… and it did, once AMD’s Wraith Stealth cooler was left out of the equation. With the DeepCool tower cooler installed, GTA V frame rates improved by no less than 14% at the CPU’s default setting. At higher resolutions and settings it won’t be as pronounced, but it’s still a surprisingly large effect from just better cooling.
So, is upgrading the boxed Wraith Stealth cooler to something slightly better worth the effort and money? For gamers and other demanding users, the answer is most definitely yes. The sizzling temps during high loads with the Wraith Stealth are really all the reasons you need. In addition, you get a slight performance boost – without even touching the clocks manually.
For any sort of overclocking, it seems that replacing the boxed cooler is an absolute must. And you don’t need anything more sophisticated than a basic tower cooler such as this one to bring the temperatures down considerably.
It does make sense that AMD ships its more affordable mid-range CPUs with a small boxed cooler, and for most users it might be good enough. However, any mid-range gaming or workstation PC build based on the Ryzen 5 3600 will benefit from something better.
The price/performance calculation is, as of now, affected by the price difference compared to the Ryzen 5 3600X, which includes the slightly better Wraith Spire. But you will likely want to upgrade this one too, in which case it evens out.

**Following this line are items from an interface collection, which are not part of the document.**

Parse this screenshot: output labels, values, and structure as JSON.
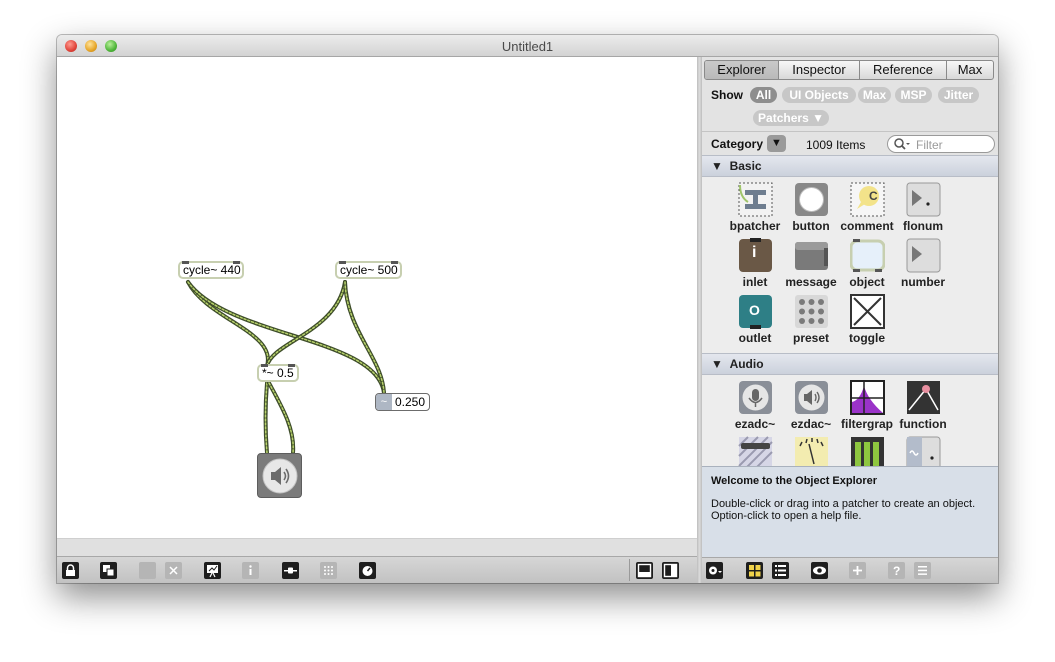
{
  "window": {
    "title": "Untitled1"
  },
  "patcher": {
    "objects": [
      {
        "text": "cycle~ 440"
      },
      {
        "text": "cycle~ 500"
      },
      {
        "text": "*~ 0.5"
      }
    ],
    "number_box": {
      "icon": "~",
      "value": "0.250"
    },
    "ezdac_icon": "speaker-icon"
  },
  "toolbar": {
    "left_icons": [
      "lock-icon",
      "new-view-icon",
      "patch-cords-icon",
      "delete-icon",
      "presentation-icon",
      "info-icon",
      "slider-icon",
      "grid-icon",
      "dsp-icon"
    ],
    "right_icons": [
      "single-view-icon",
      "split-view-icon"
    ]
  },
  "explorer": {
    "tabs": [
      "Explorer",
      "Inspector",
      "Reference",
      "Max"
    ],
    "active_tab": "Explorer",
    "show_label": "Show",
    "filters": [
      "All",
      "UI Objects",
      "Max",
      "MSP",
      "Jitter"
    ],
    "patchers_filter": "Patchers ▼",
    "category_label": "Category",
    "category_arrow": "▼",
    "item_count": "1009 Items",
    "filter_placeholder": "Filter",
    "sections": [
      {
        "name": "Basic",
        "items": [
          "bpatcher",
          "button",
          "comment",
          "flonum",
          "inlet",
          "message",
          "object",
          "number",
          "outlet",
          "preset",
          "toggle"
        ]
      },
      {
        "name": "Audio",
        "items": [
          "ezadc~",
          "ezdac~",
          "filtergrap",
          "function"
        ]
      }
    ],
    "welcome_title": "Welcome to the Object Explorer",
    "welcome_lines": [
      "Double-click or drag into a patcher to create an object.",
      "Option-click to open a help file."
    ],
    "comment_glyph": "C",
    "inlet_glyph": "i",
    "outlet_glyph": "O"
  },
  "colors": {
    "cord_dark": "#3e4d2a",
    "cord_light": "#b9d36c",
    "object_border": "#c7cfb0"
  }
}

Based on the above, it’s easy to recommend the DeepCool Gammaxx 400 because it’s affordable and does the job, even if the build quality can’t compete with a Noctua for three times the asking price. The actual performance benefit in relation to the CPU cost would probably also be questionable. For a high-end build with a corresponding budget, the story might be different.